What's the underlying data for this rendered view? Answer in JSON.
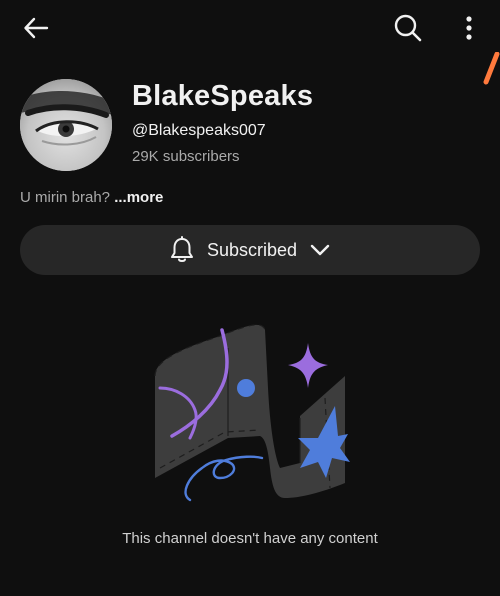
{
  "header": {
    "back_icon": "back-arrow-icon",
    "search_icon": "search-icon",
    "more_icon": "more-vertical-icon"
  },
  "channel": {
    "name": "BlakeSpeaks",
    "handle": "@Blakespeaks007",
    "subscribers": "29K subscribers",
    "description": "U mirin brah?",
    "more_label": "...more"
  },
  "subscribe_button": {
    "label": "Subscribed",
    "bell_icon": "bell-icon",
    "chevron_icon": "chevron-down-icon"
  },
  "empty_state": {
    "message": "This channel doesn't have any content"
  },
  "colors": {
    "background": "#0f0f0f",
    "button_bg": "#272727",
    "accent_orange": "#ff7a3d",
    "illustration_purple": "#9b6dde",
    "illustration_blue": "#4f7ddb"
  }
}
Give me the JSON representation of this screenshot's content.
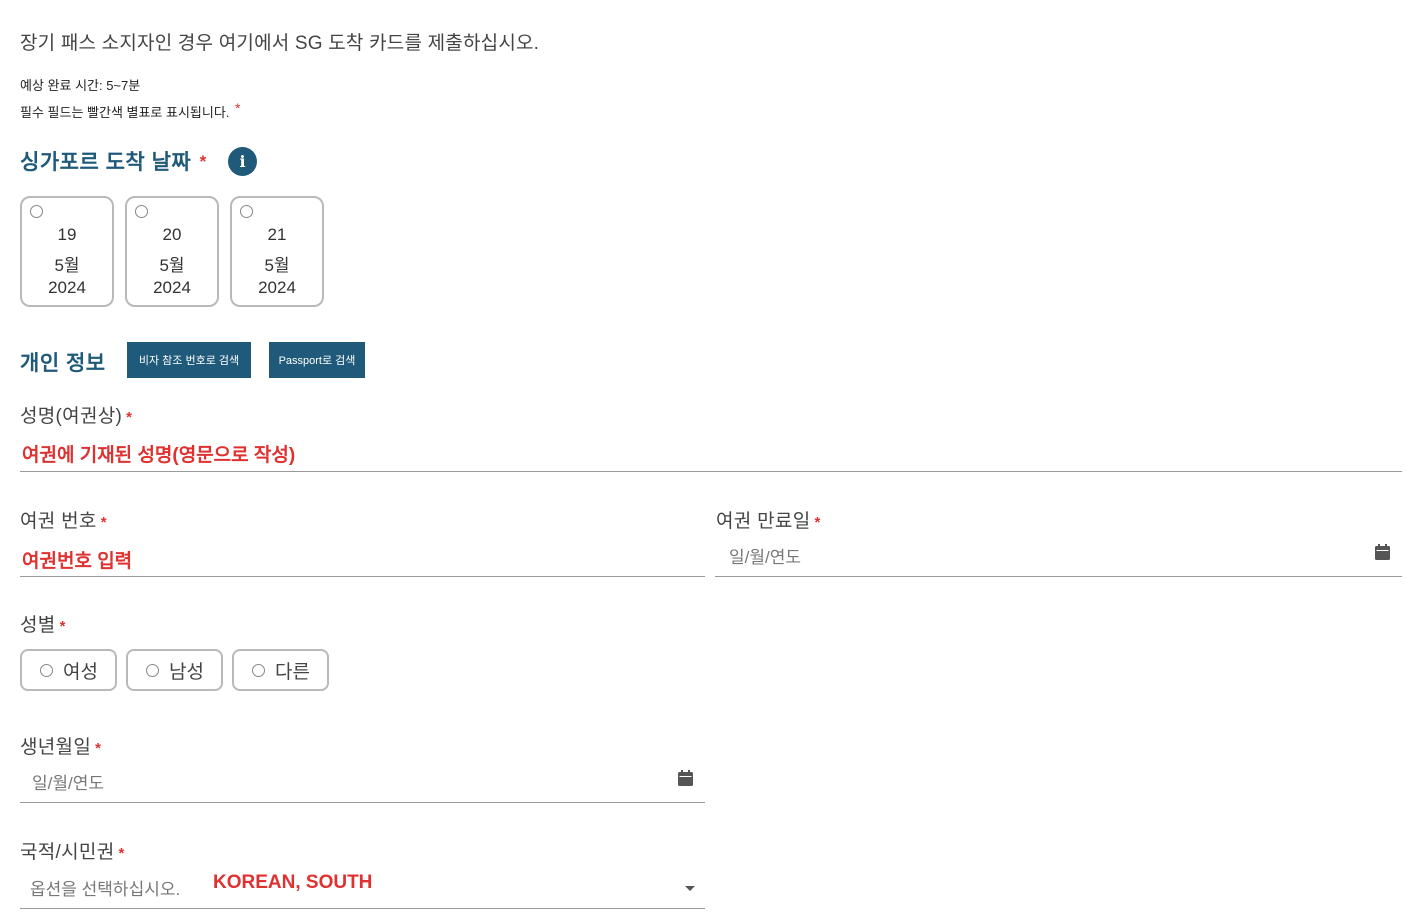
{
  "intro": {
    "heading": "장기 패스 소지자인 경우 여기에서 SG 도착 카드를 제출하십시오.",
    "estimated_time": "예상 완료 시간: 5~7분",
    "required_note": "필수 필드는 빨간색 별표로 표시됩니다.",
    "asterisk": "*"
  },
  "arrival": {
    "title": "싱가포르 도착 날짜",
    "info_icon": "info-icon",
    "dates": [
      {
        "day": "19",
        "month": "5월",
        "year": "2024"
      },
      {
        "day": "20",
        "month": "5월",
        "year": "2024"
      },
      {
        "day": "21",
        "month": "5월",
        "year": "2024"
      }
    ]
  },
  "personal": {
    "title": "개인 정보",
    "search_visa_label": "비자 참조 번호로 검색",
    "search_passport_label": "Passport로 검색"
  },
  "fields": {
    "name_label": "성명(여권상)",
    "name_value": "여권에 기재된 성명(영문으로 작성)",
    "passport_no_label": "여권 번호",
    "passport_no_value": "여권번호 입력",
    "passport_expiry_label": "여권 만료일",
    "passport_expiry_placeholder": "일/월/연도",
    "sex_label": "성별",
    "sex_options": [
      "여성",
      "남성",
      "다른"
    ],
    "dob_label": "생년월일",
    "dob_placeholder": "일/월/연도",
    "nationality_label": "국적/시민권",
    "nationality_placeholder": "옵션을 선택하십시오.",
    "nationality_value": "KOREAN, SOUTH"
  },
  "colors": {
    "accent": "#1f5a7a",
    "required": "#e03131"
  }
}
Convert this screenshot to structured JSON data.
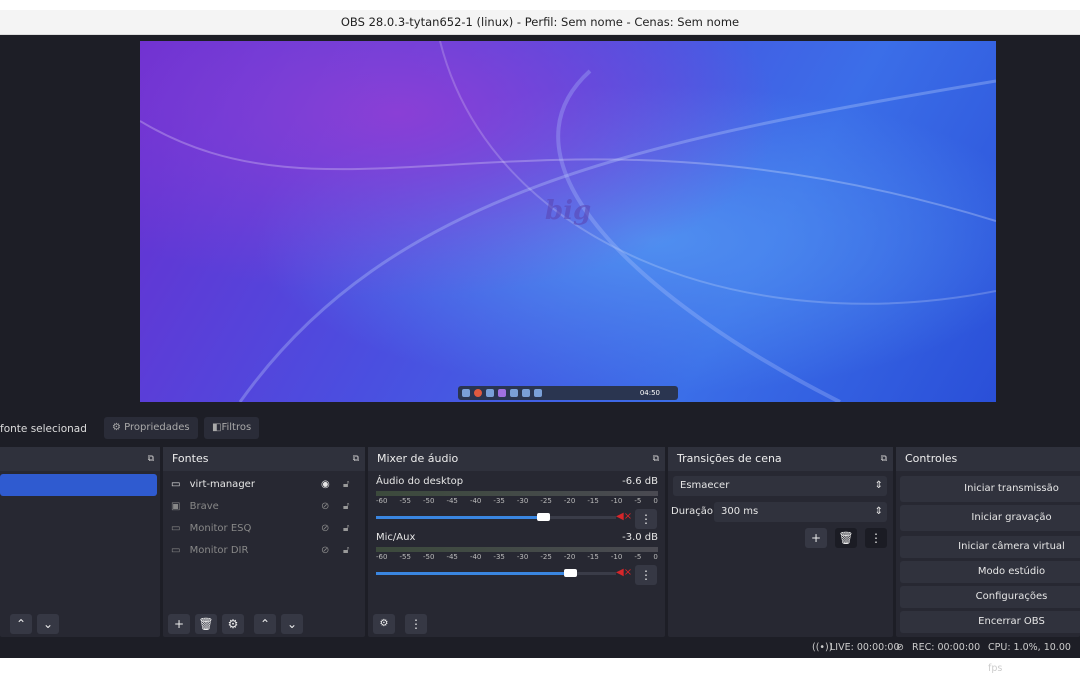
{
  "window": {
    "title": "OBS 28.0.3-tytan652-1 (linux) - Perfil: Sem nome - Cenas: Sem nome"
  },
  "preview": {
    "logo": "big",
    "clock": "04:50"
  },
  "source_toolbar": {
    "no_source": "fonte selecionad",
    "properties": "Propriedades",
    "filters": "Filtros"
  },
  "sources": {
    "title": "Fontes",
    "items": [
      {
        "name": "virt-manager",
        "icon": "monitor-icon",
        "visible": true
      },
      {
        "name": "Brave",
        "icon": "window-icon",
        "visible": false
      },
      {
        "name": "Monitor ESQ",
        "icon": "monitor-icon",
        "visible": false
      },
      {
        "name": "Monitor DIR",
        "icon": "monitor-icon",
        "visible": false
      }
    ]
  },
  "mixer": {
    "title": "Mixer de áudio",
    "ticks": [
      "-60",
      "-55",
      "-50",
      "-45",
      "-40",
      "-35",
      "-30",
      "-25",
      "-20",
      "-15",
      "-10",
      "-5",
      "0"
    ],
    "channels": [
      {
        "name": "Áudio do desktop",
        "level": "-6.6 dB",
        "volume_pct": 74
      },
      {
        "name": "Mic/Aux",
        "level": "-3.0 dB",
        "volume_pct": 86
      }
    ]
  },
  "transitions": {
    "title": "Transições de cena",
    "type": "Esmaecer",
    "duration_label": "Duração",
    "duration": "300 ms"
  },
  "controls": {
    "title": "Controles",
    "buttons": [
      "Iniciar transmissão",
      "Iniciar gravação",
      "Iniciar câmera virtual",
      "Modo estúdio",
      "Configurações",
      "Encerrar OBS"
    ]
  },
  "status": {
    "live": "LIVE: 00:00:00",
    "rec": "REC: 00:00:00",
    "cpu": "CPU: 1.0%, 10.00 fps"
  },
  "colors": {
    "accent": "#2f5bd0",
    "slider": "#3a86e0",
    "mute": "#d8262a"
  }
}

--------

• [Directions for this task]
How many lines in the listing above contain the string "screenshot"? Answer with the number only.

• [Answer to this problem]
2